“Fracture is partly due to hereditary factors, and over the past 10 years or so, we have identified many genes that were associated with fracture risk,” Nguyen said. “The next step is to develop a test that combines the information of these genes to identify high-risk individuals much earlier, even at birth.” – by Regina Schaffer

For more information:

Tuan V. Nguyen, DSc, PhD, can be reached at the Garvan Institute of Medical Research, 384 Victoria St., Darlinghurst, NSW 2010, Australia; email: t.nguyen@garvan.org.au.

Disclosures: The authors report no relevant financial disclosures.

    Perspective
    Rachel Pessah-Pollack

    Rachel Pessah-Pollack

    This study provides important information that many fractures are occurring in patients that do not meet BMD criteria for osteoporosis, and often have osteopenia, defined as a T-score between –1.0 and –2.5.  
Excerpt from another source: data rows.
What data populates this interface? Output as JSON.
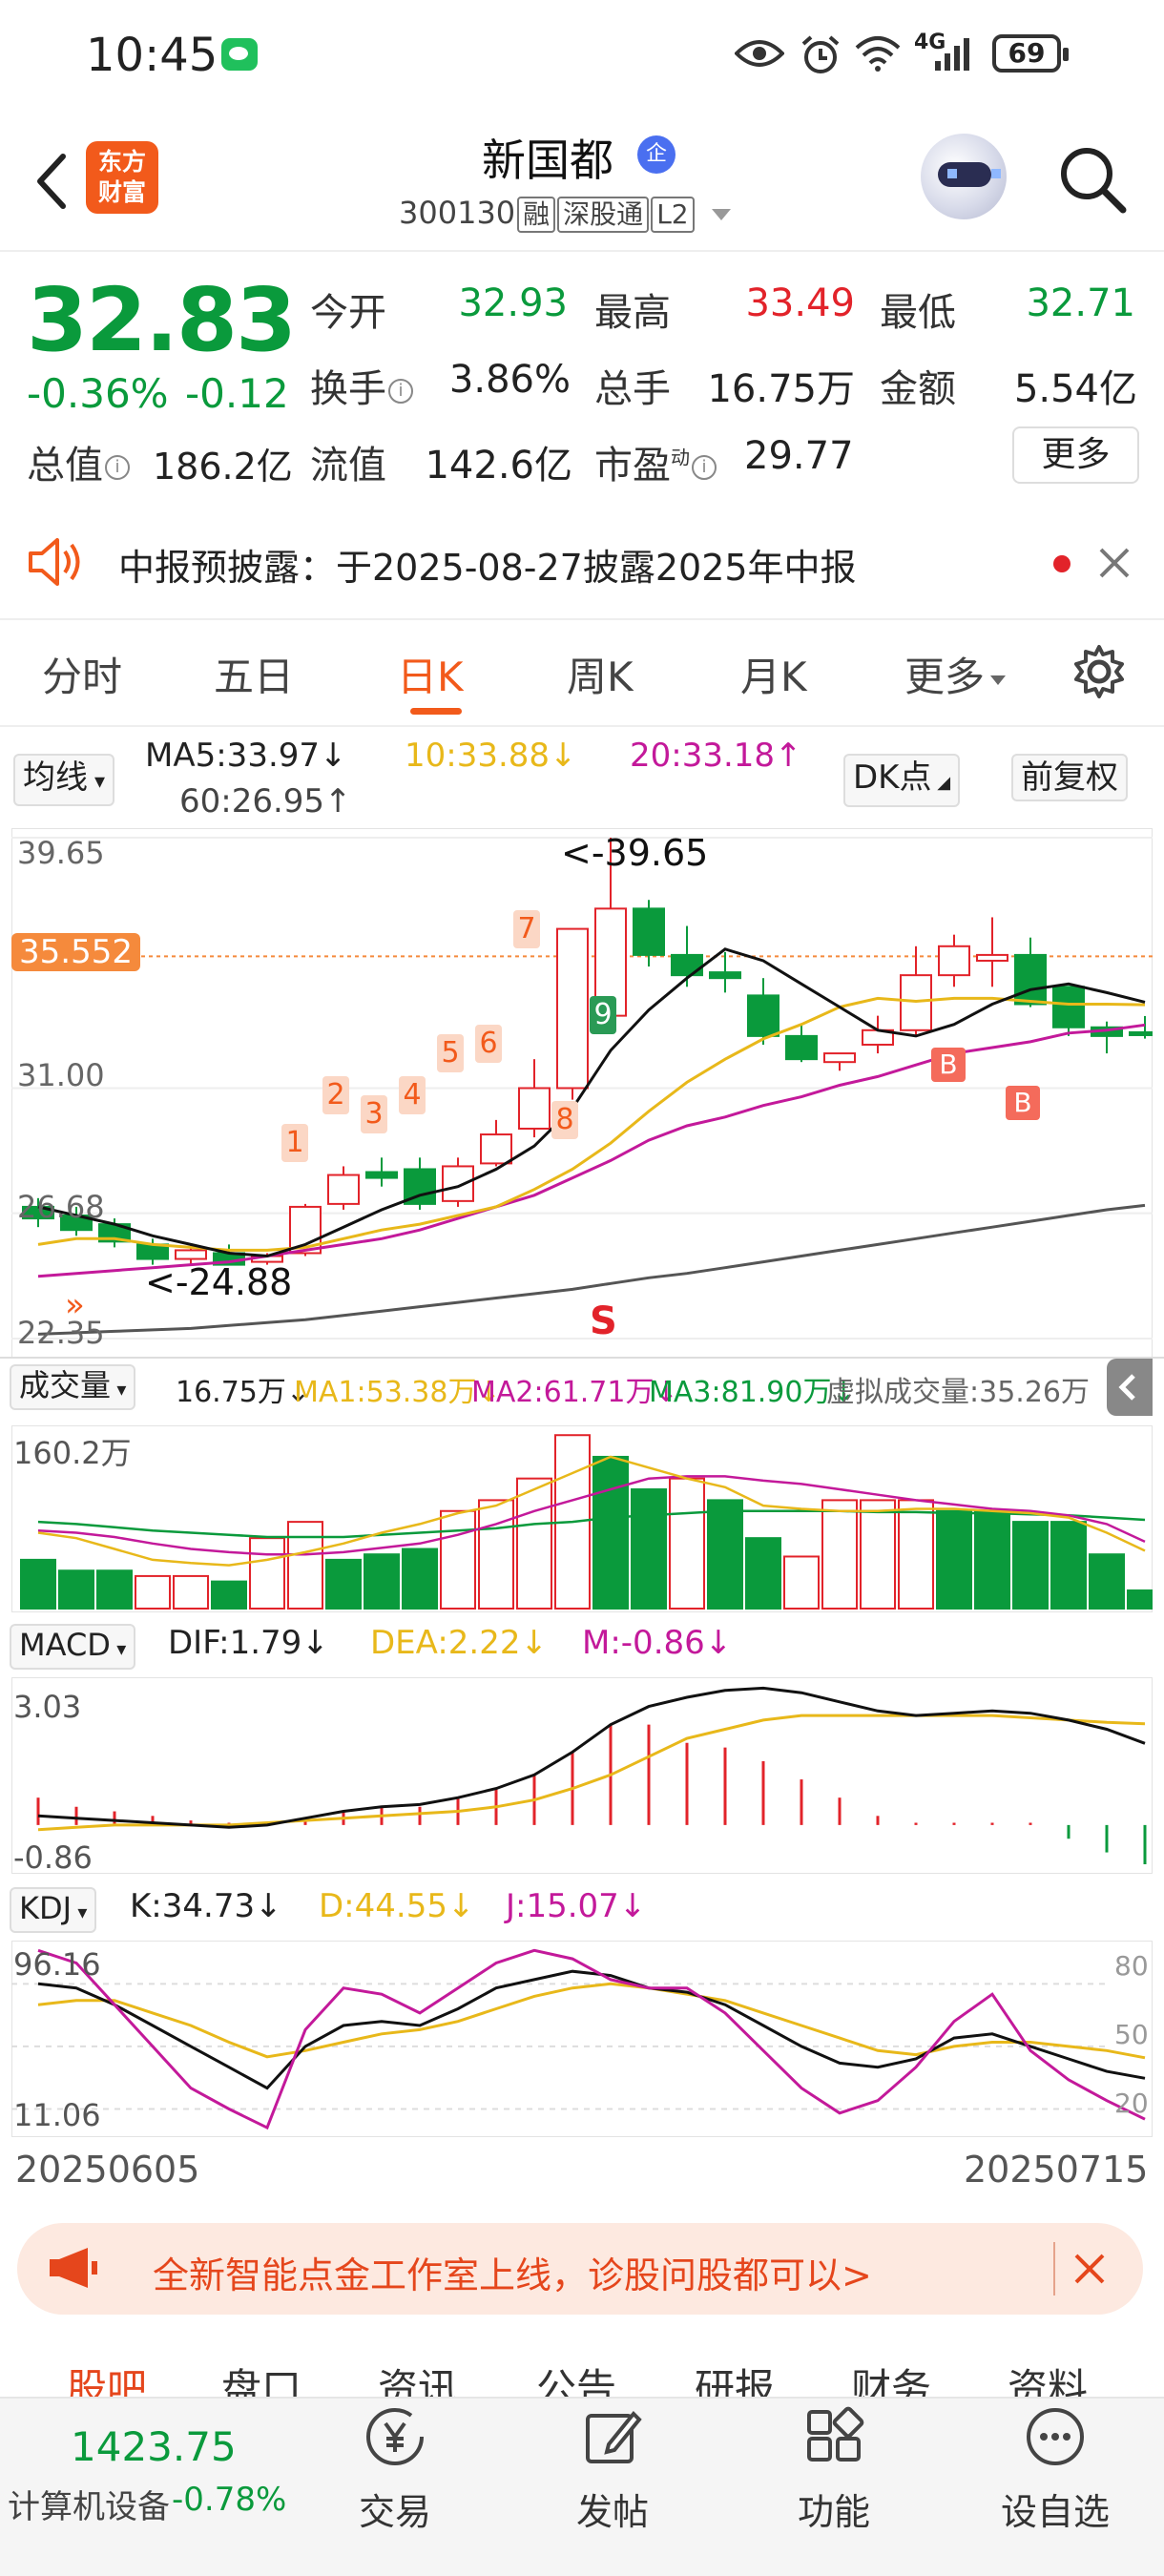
{
  "status_bar": {
    "time": "10:45",
    "network": "4G",
    "battery": "69"
  },
  "header": {
    "stock_name": "新国都",
    "badge": "企",
    "code": "300130",
    "tags": [
      "融",
      "深股通",
      "L2"
    ],
    "logo_text": [
      "东方",
      "财富"
    ]
  },
  "quote": {
    "price": "32.83",
    "change_pct": "-0.36%",
    "change_amt": "-0.12",
    "open_label": "今开",
    "open": "32.93",
    "high_label": "最高",
    "high": "33.49",
    "low_label": "最低",
    "low": "32.71",
    "turnover_label": "换手",
    "turnover": "3.86%",
    "volume_label": "总手",
    "volume": "16.75万",
    "amount_label": "金额",
    "amount": "5.54亿",
    "mktcap_label": "总值",
    "mktcap": "186.2亿",
    "float_label": "流值",
    "float_cap": "142.6亿",
    "pe_label": "市盈",
    "pe_sup": "动",
    "pe": "29.77",
    "more_label": "更多",
    "info_icon": "i"
  },
  "notice": {
    "text": "中报预披露：于2025-08-27披露2025年中报"
  },
  "period_tabs": [
    {
      "label": "分时"
    },
    {
      "label": "五日"
    },
    {
      "label": "日K"
    },
    {
      "label": "周K"
    },
    {
      "label": "月K"
    },
    {
      "label": "更多"
    }
  ],
  "ma_bar": {
    "selector": "均线",
    "ma5": "MA5:33.97↓",
    "ma10": "10:33.88↓",
    "ma20": "20:33.18↑",
    "ma60": "60:26.95↑",
    "dk_button": "DK点",
    "restore_button": "前复权"
  },
  "kline_axis": {
    "top": "39.65",
    "current": "35.552",
    "mid": "31.00",
    "lower": "26.68",
    "bottom": "22.35",
    "high_marker": "<-39.65",
    "low_marker": "<-24.88",
    "sell_marker": "S",
    "buy_marker": "B",
    "seq_labels": [
      "1",
      "2",
      "3",
      "4",
      "5",
      "6",
      "7",
      "8",
      "9"
    ]
  },
  "volume_bar": {
    "selector": "成交量",
    "vol": "16.75万↓",
    "ma1": "MA1:53.38万↓",
    "ma2": "MA2:61.71万↓",
    "ma3": "MA3:81.90万↓",
    "virtual": "虚拟成交量:35.26万",
    "axis_top": "160.2万"
  },
  "macd_bar": {
    "selector": "MACD",
    "dif": "DIF:1.79↓",
    "dea": "DEA:2.22↓",
    "m": "M:-0.86↓",
    "axis_top": "3.03",
    "axis_bottom": "-0.86"
  },
  "kdj_bar": {
    "selector": "KDJ",
    "k": "K:34.73↓",
    "d": "D:44.55↓",
    "j": "J:15.07↓",
    "axis_top": "96.16",
    "axis_bottom": "11.06",
    "r80": "80",
    "r50": "50",
    "r20": "20"
  },
  "date_axis": {
    "start": "20250605",
    "end": "20250715"
  },
  "banner": {
    "text": "全新智能点金工作室上线，诊股问股都可以>"
  },
  "sub_tabs": [
    {
      "label": "股吧"
    },
    {
      "label": "盘口"
    },
    {
      "label": "资讯"
    },
    {
      "label": "公告"
    },
    {
      "label": "研报"
    },
    {
      "label": "财务"
    },
    {
      "label": "资料"
    }
  ],
  "bottom_bar": {
    "index_value": "1423.75",
    "index_name": "计算机设备",
    "index_change": "-0.78%",
    "items": [
      {
        "label": "交易",
        "icon": "yen-icon"
      },
      {
        "label": "发帖",
        "icon": "edit-icon"
      },
      {
        "label": "功能",
        "icon": "grid-icon"
      },
      {
        "label": "设自选",
        "icon": "more-dots-icon"
      }
    ]
  },
  "colors": {
    "up": "#e2232a",
    "down": "#0a9a3c",
    "accent": "#f25a1b",
    "ma5": "#111111",
    "ma10": "#e8b81a",
    "ma20": "#c3199a",
    "ma60": "#555555"
  },
  "chart_data": [
    {
      "type": "candlestick",
      "title": "日K",
      "dates_range": [
        "20250605",
        "20250715"
      ],
      "ylim": [
        22.35,
        39.65
      ],
      "candles": [
        {
          "o": 26.9,
          "h": 27.2,
          "c": 26.5,
          "l": 26.2
        },
        {
          "o": 26.6,
          "h": 26.9,
          "c": 26.1,
          "l": 25.9
        },
        {
          "o": 26.3,
          "h": 26.5,
          "c": 25.7,
          "l": 25.5
        },
        {
          "o": 25.6,
          "h": 25.8,
          "c": 25.1,
          "l": 24.9
        },
        {
          "o": 25.1,
          "h": 25.6,
          "c": 25.4,
          "l": 24.9
        },
        {
          "o": 25.3,
          "h": 25.6,
          "c": 24.9,
          "l": 24.88
        },
        {
          "o": 25.0,
          "h": 25.3,
          "c": 25.2,
          "l": 24.9
        },
        {
          "o": 25.3,
          "h": 27.0,
          "c": 26.9,
          "l": 25.2
        },
        {
          "o": 27.0,
          "h": 28.3,
          "c": 28.0,
          "l": 26.8
        },
        {
          "o": 28.1,
          "h": 28.6,
          "c": 27.9,
          "l": 27.6
        },
        {
          "o": 28.2,
          "h": 28.6,
          "c": 27.0,
          "l": 26.8
        },
        {
          "o": 27.1,
          "h": 28.6,
          "c": 28.3,
          "l": 26.9
        },
        {
          "o": 28.4,
          "h": 29.9,
          "c": 29.4,
          "l": 28.3
        },
        {
          "o": 29.6,
          "h": 32.0,
          "c": 31.0,
          "l": 29.3
        },
        {
          "o": 31.0,
          "h": 36.5,
          "c": 36.5,
          "l": 30.6
        },
        {
          "o": 33.5,
          "h": 39.65,
          "c": 37.2,
          "l": 33.1
        },
        {
          "o": 37.2,
          "h": 37.5,
          "c": 35.6,
          "l": 35.2
        },
        {
          "o": 35.6,
          "h": 36.6,
          "c": 34.9,
          "l": 34.5
        },
        {
          "o": 35.0,
          "h": 35.7,
          "c": 34.8,
          "l": 34.3
        },
        {
          "o": 34.2,
          "h": 34.8,
          "c": 32.8,
          "l": 32.5
        },
        {
          "o": 32.8,
          "h": 33.2,
          "c": 32.0,
          "l": 31.9
        },
        {
          "o": 31.9,
          "h": 32.2,
          "c": 32.2,
          "l": 31.6
        },
        {
          "o": 32.5,
          "h": 33.5,
          "c": 33.0,
          "l": 32.2
        },
        {
          "o": 33.0,
          "h": 35.9,
          "c": 34.9,
          "l": 32.8
        },
        {
          "o": 34.9,
          "h": 36.3,
          "c": 35.9,
          "l": 34.5
        },
        {
          "o": 35.4,
          "h": 36.9,
          "c": 35.6,
          "l": 34.5
        },
        {
          "o": 35.6,
          "h": 36.2,
          "c": 33.9,
          "l": 33.8
        },
        {
          "o": 34.5,
          "h": 34.5,
          "c": 33.1,
          "l": 32.8
        },
        {
          "o": 33.1,
          "h": 33.3,
          "c": 32.8,
          "l": 32.2
        },
        {
          "o": 32.93,
          "h": 33.49,
          "c": 32.83,
          "l": 32.71
        }
      ],
      "ma5": [
        26.9,
        26.6,
        26.3,
        25.9,
        25.6,
        25.3,
        25.2,
        25.6,
        26.2,
        26.8,
        27.3,
        27.6,
        28.2,
        29.0,
        30.3,
        32.3,
        33.7,
        34.8,
        35.8,
        35.4,
        34.6,
        33.8,
        33.0,
        32.8,
        33.2,
        33.9,
        34.4,
        34.6,
        34.3,
        33.97
      ],
      "ma10": [
        25.6,
        25.8,
        25.8,
        25.6,
        25.5,
        25.4,
        25.4,
        25.5,
        25.8,
        26.1,
        26.3,
        26.6,
        26.9,
        27.5,
        28.2,
        29.1,
        30.2,
        31.2,
        32.0,
        32.7,
        33.2,
        33.8,
        34.1,
        34.0,
        34.1,
        34.1,
        34.0,
        33.9,
        33.9,
        33.88
      ],
      "ma20": [
        24.5,
        24.6,
        24.7,
        24.8,
        24.9,
        25.0,
        25.2,
        25.4,
        25.6,
        25.8,
        26.1,
        26.5,
        26.9,
        27.3,
        27.9,
        28.5,
        29.2,
        29.7,
        30.0,
        30.4,
        30.7,
        31.1,
        31.4,
        31.8,
        32.2,
        32.4,
        32.6,
        32.9,
        33.0,
        33.18
      ],
      "ma60": [
        22.5,
        22.55,
        22.6,
        22.65,
        22.7,
        22.8,
        22.9,
        23.0,
        23.15,
        23.3,
        23.45,
        23.6,
        23.75,
        23.9,
        24.05,
        24.25,
        24.45,
        24.6,
        24.8,
        25.0,
        25.2,
        25.4,
        25.6,
        25.8,
        26.0,
        26.2,
        26.4,
        26.6,
        26.8,
        26.95
      ]
    },
    {
      "type": "bar",
      "title": "成交量",
      "ylim": [
        0,
        160.2
      ],
      "volumes": [
        45,
        35,
        35,
        30,
        30,
        25,
        65,
        80,
        45,
        50,
        55,
        90,
        100,
        120,
        160,
        140,
        110,
        120,
        100,
        65,
        48,
        100,
        100,
        100,
        90,
        90,
        80,
        80,
        50,
        16.75
      ],
      "up": [
        false,
        false,
        false,
        true,
        true,
        false,
        true,
        true,
        false,
        false,
        false,
        true,
        true,
        true,
        true,
        false,
        false,
        true,
        false,
        false,
        true,
        true,
        true,
        true,
        false,
        false,
        false,
        false,
        false,
        false
      ],
      "ma1": [
        70,
        65,
        55,
        45,
        42,
        40,
        45,
        52,
        60,
        70,
        78,
        88,
        95,
        110,
        125,
        140,
        130,
        120,
        112,
        95,
        92,
        90,
        90,
        92,
        92,
        90,
        88,
        84,
        70,
        53.38
      ],
      "ma2": [
        72,
        70,
        66,
        60,
        55,
        52,
        50,
        50,
        52,
        56,
        60,
        68,
        78,
        90,
        100,
        110,
        120,
        122,
        122,
        118,
        115,
        110,
        105,
        100,
        96,
        92,
        90,
        86,
        78,
        61.71
      ],
      "ma3": [
        80,
        78,
        75,
        72,
        70,
        68,
        66,
        66,
        66,
        68,
        70,
        72,
        74,
        78,
        80,
        84,
        86,
        88,
        90,
        90,
        90,
        90,
        89,
        89,
        88,
        88,
        87,
        86,
        84,
        81.9
      ]
    },
    {
      "type": "line",
      "title": "MACD",
      "ylim": [
        -0.86,
        3.03
      ],
      "dif": [
        0.2,
        0.15,
        0.1,
        0.05,
        0.0,
        -0.05,
        0.0,
        0.15,
        0.3,
        0.4,
        0.45,
        0.6,
        0.8,
        1.1,
        1.6,
        2.2,
        2.6,
        2.8,
        2.95,
        3.0,
        2.9,
        2.7,
        2.5,
        2.4,
        2.45,
        2.5,
        2.45,
        2.3,
        2.1,
        1.79
      ],
      "dea": [
        -0.1,
        -0.05,
        0.0,
        0.0,
        0.0,
        0.0,
        0.05,
        0.1,
        0.15,
        0.2,
        0.25,
        0.3,
        0.4,
        0.55,
        0.8,
        1.1,
        1.5,
        1.9,
        2.1,
        2.3,
        2.4,
        2.4,
        2.4,
        2.4,
        2.4,
        2.4,
        2.35,
        2.3,
        2.25,
        2.22
      ],
      "m": [
        0.6,
        0.4,
        0.3,
        0.2,
        0.1,
        0.05,
        0.05,
        0.1,
        0.3,
        0.4,
        0.4,
        0.6,
        0.8,
        1.1,
        1.6,
        2.2,
        2.2,
        1.8,
        1.7,
        1.4,
        1.0,
        0.6,
        0.2,
        0.05,
        0.05,
        0.05,
        0.05,
        -0.3,
        -0.6,
        -0.86
      ]
    },
    {
      "type": "line",
      "title": "KDJ",
      "ylim": [
        11.06,
        96.16
      ],
      "k": [
        80,
        78,
        70,
        60,
        50,
        40,
        30,
        50,
        60,
        62,
        60,
        68,
        78,
        82,
        86,
        84,
        78,
        76,
        70,
        60,
        50,
        42,
        40,
        44,
        54,
        56,
        50,
        44,
        38,
        34.73
      ],
      "d": [
        70,
        72,
        72,
        66,
        60,
        52,
        45,
        48,
        52,
        56,
        58,
        62,
        68,
        74,
        78,
        80,
        78,
        75,
        72,
        66,
        60,
        54,
        48,
        46,
        50,
        52,
        52,
        50,
        48,
        44.55
      ],
      "j": [
        96,
        90,
        70,
        50,
        30,
        20,
        11,
        58,
        78,
        75,
        66,
        78,
        90,
        96,
        92,
        82,
        78,
        78,
        66,
        48,
        30,
        18,
        24,
        40,
        62,
        75,
        48,
        34,
        24,
        15.07
      ]
    }
  ]
}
    Given the majority of fractures are occurring in the non-osteoporotic population, it is necessary to assess a patient's risk factors outside of BMD, including glucocorticoid use, premature menopause, family history of hip fracture, advancing age, use of aromatase inhibitors and low body weight. Unfortunately, pharmacological treatment of osteoporosis has declined in recent years due to numerous concerns including medication side effects; however, this study emphasizes the substantial mortality risk associated with fracture. It is a public health problem that can be improved by providing education to medical professionals and patients to identify non-osteoporotic patients at high-fracture risk, in order to offer treatment to reduce the risk for future fractures and increased mortality.

    • Rachel Pessah-Pollack, MD, FACE
    • Clinical Assistant Professor of Medicine
      Icahn School of Medicine at Mount Sinai

    Disclosures: Pessah-Pollack reports she receives speaking and advisory board fees from Boehringer Ingelheim and Eli Lilly and previously served as a speaker and advisor for Radius Health Care.